[Start of Attachment]
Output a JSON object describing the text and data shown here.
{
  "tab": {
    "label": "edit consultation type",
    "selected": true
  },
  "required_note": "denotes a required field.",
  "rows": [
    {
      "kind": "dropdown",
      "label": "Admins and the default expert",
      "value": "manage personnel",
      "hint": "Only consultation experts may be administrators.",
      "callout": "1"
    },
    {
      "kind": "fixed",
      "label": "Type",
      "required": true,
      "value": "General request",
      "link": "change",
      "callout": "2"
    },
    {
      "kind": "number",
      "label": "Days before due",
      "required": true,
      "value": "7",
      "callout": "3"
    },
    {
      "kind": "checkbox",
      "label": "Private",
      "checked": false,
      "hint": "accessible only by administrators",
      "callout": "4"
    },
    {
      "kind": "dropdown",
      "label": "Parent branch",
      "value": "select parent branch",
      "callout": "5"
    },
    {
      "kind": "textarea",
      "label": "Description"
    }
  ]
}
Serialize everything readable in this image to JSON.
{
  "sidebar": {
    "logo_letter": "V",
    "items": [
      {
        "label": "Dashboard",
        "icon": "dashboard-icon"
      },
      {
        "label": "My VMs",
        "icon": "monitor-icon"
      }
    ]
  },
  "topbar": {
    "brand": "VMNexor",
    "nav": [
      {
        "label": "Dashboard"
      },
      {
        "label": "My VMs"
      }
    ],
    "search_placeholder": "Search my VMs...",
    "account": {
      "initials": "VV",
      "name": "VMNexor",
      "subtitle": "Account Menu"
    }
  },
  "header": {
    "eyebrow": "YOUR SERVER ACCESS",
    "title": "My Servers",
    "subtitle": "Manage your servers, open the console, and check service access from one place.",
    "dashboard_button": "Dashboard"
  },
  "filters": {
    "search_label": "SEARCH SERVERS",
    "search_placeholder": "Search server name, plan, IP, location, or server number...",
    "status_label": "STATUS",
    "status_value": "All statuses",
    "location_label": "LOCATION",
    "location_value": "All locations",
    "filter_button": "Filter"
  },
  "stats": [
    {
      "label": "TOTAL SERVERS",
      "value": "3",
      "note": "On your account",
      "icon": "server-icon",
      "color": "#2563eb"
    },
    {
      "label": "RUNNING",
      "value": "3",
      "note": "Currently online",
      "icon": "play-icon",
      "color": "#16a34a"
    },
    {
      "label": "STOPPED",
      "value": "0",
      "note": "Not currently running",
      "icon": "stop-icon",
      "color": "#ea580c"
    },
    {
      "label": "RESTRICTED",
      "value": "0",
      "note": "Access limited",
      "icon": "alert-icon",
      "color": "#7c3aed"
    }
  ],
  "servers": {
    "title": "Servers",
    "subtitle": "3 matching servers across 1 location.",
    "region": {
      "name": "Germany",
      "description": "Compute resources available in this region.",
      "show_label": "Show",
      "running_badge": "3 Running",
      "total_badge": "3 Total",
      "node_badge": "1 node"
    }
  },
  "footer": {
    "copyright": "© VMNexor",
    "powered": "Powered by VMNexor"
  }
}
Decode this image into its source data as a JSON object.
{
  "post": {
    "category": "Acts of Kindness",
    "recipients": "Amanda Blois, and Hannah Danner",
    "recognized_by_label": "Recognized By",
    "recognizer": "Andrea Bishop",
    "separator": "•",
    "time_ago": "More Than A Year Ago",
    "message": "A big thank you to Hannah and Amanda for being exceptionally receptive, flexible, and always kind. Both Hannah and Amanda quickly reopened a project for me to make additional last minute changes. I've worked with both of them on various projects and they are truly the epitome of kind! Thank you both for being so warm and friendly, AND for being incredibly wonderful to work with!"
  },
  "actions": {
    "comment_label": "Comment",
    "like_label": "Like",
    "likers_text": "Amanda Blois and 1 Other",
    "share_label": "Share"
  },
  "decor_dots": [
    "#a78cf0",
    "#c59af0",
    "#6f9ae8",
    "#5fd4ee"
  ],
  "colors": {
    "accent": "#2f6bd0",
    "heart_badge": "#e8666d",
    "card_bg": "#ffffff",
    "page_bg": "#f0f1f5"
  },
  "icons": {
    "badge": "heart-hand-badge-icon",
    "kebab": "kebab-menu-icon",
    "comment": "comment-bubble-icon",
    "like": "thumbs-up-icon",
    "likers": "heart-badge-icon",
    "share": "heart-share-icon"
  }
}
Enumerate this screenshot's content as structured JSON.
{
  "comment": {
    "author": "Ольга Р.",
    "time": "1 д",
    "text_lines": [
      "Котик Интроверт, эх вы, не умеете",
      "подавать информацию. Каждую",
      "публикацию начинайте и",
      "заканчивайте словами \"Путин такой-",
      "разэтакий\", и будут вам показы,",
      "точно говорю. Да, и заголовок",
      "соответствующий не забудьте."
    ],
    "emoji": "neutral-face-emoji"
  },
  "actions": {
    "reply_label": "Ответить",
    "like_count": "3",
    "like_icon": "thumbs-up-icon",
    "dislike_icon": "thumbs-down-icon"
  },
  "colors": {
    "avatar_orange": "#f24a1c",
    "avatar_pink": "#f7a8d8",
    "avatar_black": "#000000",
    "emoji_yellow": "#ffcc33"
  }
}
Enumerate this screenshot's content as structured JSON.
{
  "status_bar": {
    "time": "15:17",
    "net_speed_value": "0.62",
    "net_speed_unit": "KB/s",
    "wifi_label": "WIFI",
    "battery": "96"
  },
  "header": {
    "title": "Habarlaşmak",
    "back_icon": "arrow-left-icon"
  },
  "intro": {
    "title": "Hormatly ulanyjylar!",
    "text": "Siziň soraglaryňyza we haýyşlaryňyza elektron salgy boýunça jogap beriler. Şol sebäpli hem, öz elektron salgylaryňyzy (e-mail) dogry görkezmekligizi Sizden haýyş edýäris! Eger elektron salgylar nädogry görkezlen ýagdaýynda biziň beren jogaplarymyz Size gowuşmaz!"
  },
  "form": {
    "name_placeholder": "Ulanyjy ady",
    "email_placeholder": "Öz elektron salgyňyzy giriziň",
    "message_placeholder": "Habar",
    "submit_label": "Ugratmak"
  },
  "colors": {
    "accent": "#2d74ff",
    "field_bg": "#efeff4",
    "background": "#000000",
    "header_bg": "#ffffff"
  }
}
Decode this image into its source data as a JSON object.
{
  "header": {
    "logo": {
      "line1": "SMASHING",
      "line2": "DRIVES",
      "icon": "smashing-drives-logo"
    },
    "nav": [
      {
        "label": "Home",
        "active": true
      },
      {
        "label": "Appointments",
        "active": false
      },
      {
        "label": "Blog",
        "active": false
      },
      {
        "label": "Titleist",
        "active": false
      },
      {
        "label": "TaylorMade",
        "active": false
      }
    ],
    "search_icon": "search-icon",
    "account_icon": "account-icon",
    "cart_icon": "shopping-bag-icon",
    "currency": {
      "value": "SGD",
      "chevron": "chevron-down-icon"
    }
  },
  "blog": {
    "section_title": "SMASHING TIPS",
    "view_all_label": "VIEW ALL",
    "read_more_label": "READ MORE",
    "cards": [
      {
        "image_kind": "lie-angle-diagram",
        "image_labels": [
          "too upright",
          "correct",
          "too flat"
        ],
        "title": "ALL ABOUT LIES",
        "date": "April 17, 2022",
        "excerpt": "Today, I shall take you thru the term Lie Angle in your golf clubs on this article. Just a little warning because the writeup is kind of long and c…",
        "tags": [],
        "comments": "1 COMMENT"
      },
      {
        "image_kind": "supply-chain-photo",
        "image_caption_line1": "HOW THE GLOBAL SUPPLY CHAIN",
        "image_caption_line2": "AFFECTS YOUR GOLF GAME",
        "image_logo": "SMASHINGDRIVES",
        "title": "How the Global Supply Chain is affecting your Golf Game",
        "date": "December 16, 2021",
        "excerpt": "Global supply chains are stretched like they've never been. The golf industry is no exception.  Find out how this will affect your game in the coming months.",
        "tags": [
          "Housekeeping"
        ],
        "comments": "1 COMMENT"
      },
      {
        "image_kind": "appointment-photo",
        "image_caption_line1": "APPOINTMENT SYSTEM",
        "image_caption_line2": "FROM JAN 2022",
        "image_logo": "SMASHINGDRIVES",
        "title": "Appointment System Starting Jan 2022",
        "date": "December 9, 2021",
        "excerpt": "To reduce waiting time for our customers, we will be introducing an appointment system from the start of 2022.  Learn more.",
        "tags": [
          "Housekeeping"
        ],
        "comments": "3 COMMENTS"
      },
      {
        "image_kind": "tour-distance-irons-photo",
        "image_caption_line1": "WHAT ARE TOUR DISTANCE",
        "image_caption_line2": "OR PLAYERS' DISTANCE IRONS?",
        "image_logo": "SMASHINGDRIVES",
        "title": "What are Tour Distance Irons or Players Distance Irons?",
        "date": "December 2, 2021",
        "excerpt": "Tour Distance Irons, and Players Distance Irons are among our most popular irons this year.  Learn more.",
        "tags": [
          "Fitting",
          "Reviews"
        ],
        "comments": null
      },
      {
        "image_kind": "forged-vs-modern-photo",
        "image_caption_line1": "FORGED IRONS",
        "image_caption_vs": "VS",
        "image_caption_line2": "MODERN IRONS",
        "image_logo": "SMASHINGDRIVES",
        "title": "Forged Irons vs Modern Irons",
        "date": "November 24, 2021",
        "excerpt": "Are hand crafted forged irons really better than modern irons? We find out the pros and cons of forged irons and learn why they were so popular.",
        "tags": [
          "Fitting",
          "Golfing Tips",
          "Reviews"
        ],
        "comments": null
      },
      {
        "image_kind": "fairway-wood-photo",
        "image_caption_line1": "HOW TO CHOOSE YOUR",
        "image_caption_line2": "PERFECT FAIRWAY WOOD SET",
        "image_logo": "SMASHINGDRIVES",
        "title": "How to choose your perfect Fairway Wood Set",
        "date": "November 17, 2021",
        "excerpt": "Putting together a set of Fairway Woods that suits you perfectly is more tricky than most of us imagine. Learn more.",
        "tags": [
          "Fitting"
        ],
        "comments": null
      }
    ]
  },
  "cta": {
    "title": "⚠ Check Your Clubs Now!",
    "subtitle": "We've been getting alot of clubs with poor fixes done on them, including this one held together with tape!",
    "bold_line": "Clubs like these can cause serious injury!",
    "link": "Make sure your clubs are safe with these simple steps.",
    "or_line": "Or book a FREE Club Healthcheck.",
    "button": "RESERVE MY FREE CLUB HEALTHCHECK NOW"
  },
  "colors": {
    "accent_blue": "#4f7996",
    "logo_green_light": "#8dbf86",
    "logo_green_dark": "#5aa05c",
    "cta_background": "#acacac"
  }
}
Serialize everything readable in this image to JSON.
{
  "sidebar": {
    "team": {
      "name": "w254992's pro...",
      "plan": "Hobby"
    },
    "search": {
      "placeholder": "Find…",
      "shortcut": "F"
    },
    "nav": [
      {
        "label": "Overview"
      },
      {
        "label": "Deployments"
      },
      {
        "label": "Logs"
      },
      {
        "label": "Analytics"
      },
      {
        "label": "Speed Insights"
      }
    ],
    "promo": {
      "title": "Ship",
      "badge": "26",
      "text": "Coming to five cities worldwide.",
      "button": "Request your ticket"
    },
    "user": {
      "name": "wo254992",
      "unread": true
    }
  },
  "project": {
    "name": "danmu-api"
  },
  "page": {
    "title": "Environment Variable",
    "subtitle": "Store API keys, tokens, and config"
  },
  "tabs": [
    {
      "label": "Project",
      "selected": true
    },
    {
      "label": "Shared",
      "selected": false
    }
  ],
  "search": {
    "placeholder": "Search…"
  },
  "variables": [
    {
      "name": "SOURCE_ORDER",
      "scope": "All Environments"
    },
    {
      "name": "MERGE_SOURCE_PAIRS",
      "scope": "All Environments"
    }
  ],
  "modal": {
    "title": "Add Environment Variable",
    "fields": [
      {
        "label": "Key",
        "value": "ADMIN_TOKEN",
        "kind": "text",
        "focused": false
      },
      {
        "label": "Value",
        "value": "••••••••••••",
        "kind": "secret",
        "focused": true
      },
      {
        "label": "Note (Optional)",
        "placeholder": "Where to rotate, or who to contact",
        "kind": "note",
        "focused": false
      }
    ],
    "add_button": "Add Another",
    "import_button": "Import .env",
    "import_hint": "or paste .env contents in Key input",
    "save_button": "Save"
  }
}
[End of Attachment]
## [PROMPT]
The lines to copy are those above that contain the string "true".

## [SOLVED PROBLEM]
    "selected": true
      "required": true,
      "required": true,
        "active": true
      "unread": true
      "selected": true
        "focused": true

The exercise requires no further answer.